Stored data ::
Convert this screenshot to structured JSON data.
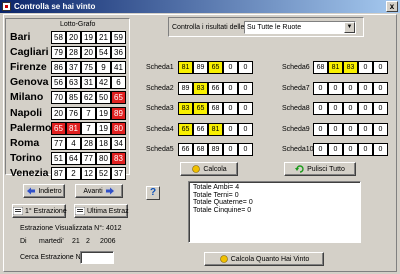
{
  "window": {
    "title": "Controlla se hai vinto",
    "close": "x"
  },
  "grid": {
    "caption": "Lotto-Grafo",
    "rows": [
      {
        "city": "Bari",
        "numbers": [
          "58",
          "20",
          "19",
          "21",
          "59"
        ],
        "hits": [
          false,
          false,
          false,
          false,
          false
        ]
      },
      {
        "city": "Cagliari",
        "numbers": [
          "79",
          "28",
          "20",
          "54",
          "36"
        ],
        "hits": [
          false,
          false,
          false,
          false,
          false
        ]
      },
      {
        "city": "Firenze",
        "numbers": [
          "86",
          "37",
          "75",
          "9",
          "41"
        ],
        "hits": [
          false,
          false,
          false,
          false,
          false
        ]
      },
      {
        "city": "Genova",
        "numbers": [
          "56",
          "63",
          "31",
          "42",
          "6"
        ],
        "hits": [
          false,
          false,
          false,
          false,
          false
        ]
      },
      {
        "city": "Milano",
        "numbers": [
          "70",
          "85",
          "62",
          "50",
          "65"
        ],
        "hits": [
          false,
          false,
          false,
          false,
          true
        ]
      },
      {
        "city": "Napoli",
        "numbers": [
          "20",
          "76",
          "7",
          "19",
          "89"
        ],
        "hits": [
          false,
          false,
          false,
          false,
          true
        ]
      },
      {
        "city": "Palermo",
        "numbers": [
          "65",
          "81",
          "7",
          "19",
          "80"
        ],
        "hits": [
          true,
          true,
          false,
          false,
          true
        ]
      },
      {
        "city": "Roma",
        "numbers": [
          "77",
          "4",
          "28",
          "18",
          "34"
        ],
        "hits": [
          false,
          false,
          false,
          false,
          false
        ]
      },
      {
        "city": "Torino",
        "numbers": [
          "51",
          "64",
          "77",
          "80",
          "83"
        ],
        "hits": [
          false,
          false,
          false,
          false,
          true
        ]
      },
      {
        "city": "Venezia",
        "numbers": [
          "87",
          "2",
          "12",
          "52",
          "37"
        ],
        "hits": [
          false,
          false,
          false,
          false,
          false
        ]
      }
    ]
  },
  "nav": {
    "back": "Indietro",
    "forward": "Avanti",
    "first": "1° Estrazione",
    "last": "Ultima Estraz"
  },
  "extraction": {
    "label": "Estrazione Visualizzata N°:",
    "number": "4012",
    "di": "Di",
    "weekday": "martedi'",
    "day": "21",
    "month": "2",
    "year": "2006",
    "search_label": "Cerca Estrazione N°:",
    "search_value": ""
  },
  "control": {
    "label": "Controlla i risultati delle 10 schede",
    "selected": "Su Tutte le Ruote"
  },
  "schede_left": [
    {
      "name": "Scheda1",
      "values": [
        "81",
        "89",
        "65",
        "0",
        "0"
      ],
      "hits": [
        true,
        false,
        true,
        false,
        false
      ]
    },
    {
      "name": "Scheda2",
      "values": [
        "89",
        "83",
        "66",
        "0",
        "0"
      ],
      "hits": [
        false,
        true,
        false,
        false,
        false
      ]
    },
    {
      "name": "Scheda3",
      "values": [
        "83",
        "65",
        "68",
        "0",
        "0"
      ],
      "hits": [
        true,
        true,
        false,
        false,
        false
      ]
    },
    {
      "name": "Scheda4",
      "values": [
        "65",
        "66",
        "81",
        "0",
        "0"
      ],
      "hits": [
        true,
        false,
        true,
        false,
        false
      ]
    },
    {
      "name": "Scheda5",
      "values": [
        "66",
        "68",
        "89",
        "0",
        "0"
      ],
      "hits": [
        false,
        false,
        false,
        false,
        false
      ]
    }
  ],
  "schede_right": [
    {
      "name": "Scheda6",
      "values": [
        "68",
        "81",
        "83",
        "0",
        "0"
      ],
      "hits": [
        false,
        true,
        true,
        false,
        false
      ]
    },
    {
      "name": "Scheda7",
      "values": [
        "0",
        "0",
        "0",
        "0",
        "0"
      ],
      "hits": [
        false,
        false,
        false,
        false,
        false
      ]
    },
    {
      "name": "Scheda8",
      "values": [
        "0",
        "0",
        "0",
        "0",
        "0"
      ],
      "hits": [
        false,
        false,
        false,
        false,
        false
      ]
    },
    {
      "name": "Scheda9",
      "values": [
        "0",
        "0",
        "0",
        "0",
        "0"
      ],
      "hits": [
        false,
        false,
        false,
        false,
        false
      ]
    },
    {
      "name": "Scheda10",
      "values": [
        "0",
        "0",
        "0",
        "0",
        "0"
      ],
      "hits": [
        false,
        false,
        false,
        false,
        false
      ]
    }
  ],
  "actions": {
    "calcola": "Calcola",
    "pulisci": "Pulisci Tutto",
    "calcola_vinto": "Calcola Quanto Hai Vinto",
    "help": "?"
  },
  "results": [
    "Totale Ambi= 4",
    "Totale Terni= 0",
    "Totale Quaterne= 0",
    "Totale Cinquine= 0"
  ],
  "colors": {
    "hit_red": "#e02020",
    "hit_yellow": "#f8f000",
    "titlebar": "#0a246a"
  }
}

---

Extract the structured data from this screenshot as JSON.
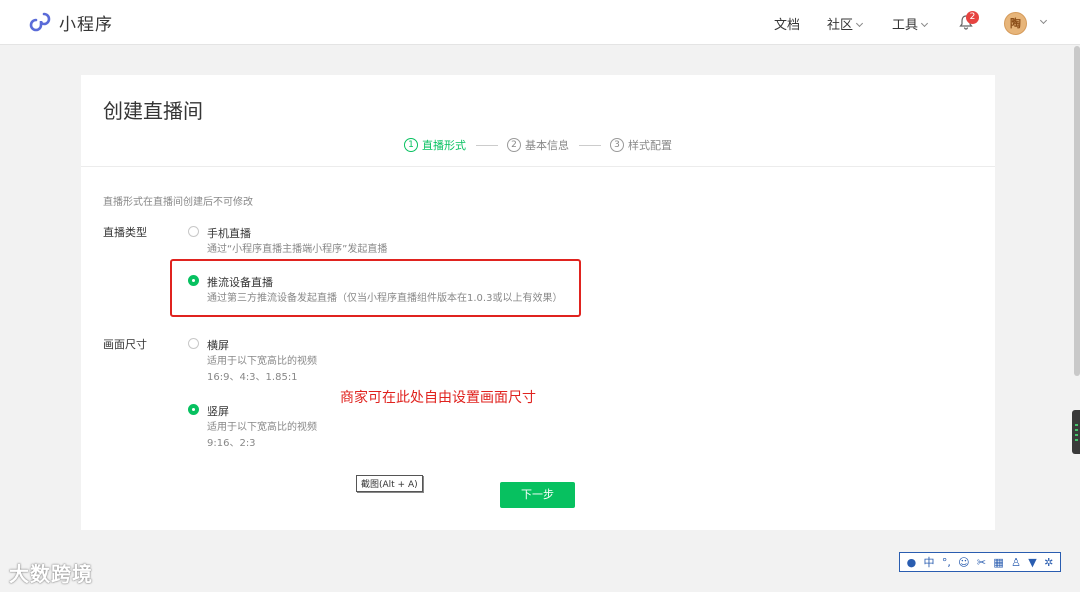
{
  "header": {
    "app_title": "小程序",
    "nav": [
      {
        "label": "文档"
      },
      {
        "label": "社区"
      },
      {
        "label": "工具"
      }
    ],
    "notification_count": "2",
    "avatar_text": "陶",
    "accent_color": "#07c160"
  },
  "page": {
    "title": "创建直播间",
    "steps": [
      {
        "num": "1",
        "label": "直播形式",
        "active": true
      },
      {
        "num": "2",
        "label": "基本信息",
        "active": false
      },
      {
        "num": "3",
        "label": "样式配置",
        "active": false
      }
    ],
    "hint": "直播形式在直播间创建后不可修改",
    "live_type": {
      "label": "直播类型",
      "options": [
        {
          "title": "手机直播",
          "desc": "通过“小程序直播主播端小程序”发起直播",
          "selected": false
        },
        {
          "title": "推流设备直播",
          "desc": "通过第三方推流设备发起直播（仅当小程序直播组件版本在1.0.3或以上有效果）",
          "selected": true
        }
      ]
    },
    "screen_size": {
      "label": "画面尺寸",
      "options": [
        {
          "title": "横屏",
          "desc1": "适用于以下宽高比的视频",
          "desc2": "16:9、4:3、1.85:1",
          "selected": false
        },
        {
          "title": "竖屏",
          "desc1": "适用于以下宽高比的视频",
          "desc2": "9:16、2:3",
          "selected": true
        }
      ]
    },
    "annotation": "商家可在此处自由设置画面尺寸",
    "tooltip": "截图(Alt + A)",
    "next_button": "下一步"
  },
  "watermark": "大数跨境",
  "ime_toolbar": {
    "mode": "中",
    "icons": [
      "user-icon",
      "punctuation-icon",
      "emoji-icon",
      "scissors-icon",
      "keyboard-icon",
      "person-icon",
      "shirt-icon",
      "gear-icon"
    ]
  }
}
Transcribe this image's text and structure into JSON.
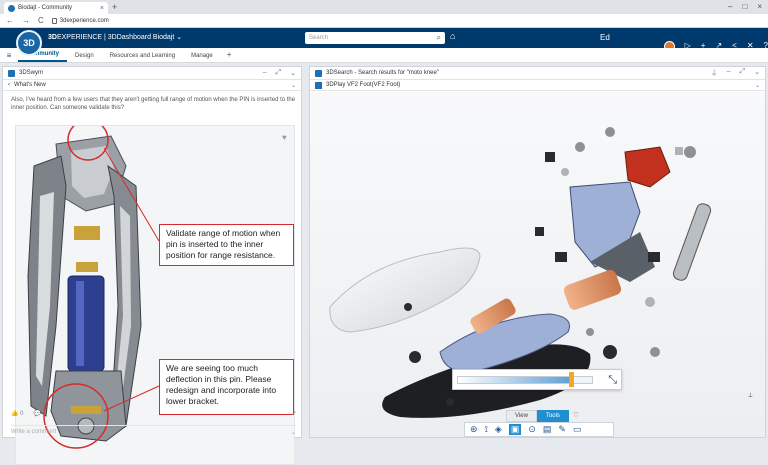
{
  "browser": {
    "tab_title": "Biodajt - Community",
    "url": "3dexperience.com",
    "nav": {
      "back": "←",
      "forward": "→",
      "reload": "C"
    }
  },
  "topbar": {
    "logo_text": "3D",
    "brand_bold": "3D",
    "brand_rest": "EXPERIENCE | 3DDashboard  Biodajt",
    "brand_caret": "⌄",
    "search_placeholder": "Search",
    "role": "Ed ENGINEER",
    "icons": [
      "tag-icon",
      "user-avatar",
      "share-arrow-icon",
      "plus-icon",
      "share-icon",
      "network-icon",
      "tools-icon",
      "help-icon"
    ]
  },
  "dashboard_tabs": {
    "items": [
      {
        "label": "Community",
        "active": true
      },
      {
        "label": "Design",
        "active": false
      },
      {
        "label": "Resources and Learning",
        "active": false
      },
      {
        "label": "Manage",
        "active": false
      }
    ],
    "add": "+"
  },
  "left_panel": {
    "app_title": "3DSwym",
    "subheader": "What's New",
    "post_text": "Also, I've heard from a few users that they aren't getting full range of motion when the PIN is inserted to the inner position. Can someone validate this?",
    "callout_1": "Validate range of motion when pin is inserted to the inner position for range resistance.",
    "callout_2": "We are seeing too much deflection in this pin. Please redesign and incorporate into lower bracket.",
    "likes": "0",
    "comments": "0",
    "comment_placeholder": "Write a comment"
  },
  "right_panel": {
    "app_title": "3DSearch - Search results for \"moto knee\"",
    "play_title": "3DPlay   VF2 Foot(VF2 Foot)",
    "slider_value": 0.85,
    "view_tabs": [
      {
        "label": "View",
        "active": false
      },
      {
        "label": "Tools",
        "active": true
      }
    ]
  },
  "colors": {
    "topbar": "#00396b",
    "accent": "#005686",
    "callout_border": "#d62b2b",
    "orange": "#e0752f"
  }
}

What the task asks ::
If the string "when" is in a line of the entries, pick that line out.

Finished exercise ::
    "post_text": "Also, I've heard from a few users that they aren't getting full range of motion when the PIN is inserted to the inner position. Can someone validate this?",
    "callout_1": "Validate range of motion when pin is inserted to the inner position for range resistance.",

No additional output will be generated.